Astronomers from Bonn and Tautenburg in Thuringia (Germany) used the 100-m radio telescope at Effelsberg to observe several galaxy clusters. At the edges of these large accumulations of dark matter, stellar systems (galaxies), hot gas, and charged particles, they found magnetic fields that are exceptionally ordered over distances of many million light years. This makes them the most extended magnetic fields in the universe known so far.

The results will be published on March 22 in the journal „Astronomy & Astrophysics“.

Galaxy clusters are the largest gravitationally bound structures in the universe. With a typical extent of about 10 million light years, i.e. 100 times the...

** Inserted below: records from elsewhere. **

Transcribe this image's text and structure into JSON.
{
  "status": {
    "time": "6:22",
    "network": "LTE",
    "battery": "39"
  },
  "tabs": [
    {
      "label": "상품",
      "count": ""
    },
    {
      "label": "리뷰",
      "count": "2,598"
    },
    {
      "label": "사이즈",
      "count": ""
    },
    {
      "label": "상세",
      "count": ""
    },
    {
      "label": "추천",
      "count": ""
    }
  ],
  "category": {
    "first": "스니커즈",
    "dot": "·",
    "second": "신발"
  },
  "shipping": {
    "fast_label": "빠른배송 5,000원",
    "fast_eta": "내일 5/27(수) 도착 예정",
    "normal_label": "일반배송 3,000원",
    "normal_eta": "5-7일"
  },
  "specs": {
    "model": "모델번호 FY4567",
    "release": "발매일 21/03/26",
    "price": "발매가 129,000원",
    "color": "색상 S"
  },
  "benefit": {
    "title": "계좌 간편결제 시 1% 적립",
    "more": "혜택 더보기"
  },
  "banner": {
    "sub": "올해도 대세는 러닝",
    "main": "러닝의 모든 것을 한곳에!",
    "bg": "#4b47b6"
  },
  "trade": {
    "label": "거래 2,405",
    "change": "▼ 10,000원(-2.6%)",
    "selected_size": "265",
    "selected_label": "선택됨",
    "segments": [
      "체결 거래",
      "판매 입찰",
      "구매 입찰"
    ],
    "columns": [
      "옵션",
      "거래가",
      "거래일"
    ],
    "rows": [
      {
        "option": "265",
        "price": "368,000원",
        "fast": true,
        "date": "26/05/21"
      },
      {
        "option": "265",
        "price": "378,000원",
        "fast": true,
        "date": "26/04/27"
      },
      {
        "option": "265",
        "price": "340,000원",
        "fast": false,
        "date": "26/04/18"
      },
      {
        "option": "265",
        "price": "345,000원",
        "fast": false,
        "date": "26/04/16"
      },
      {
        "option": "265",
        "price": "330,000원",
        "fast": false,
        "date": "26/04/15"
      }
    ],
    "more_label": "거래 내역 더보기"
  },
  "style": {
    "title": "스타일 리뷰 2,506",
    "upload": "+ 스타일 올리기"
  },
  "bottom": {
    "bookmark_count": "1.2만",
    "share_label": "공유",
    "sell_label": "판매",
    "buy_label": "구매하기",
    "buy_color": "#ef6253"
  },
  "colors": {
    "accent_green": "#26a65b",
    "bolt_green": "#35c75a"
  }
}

Im Focus: Tracing down linear ubiquitination

Researchers at the Goethe University Frankfurt, together with partners from the University of Tübingen in Germany and Queen Mary University as well as Francis Crick Institute from London (UK) have developed a novel technology to decipher the secret ubiquitin code.

Ubiquitin is a small protein that can be linked to other cellular proteins, thereby controlling and modulating their functions. The attachment occurs in many...

Im Focus: Perovskite edges can be tuned for optoelectronic performance

Layered 2D material improves efficiency for solar cells and LEDs

In the eternal search for next generation high-efficiency solar cells and LEDs, scientists at Los Alamos National Laboratory and their partners are creating...

Im Focus: Polymer-coated silicon nanosheets as alternative to graphene: A perfect team for nanoelectronics

Silicon nanosheets are thin, two-dimensional layers with exceptional optoelectronic properties very similar to those of graphene. Albeit, the nanosheets are less stable. Now researchers at the Technical University of Munich (TUM) have, for the first time ever, produced a composite material combining silicon nanosheets and a polymer that is both UV-resistant and easy to process. This brings the scientists a significant step closer to industrial applications like flexible displays and photosensors.

Silicon nanosheets are thin, two-dimensional layers with exceptional optoelectronic properties very similar to those of graphene. Albeit, the nanosheets are...

All Focus news of the innovation-report >>>

Anzeige

Anzeige

Event News

International Land Use Symposium ILUS 2017: Call for Abstracts and Registration open

20.03.2017 | Event News

CONNECT 2017: International congress on connective tissue

14.03.2017 | Event News

ICTM Conference: Turbine Construction between Big Data and Additive Manufacturing

07.03.2017 | Event News

 
Latest News

Transport of molecular motors into cilia

28.03.2017 | Life Sciences

A novel hybrid UAV that may change the way people operate drones

28.03.2017 | Information Technology

NASA spacecraft investigate clues in radiation belts

28.03.2017 | Physics and Astronomy

VideoLinks
B2B-VideoLinks
More VideoLinks >>>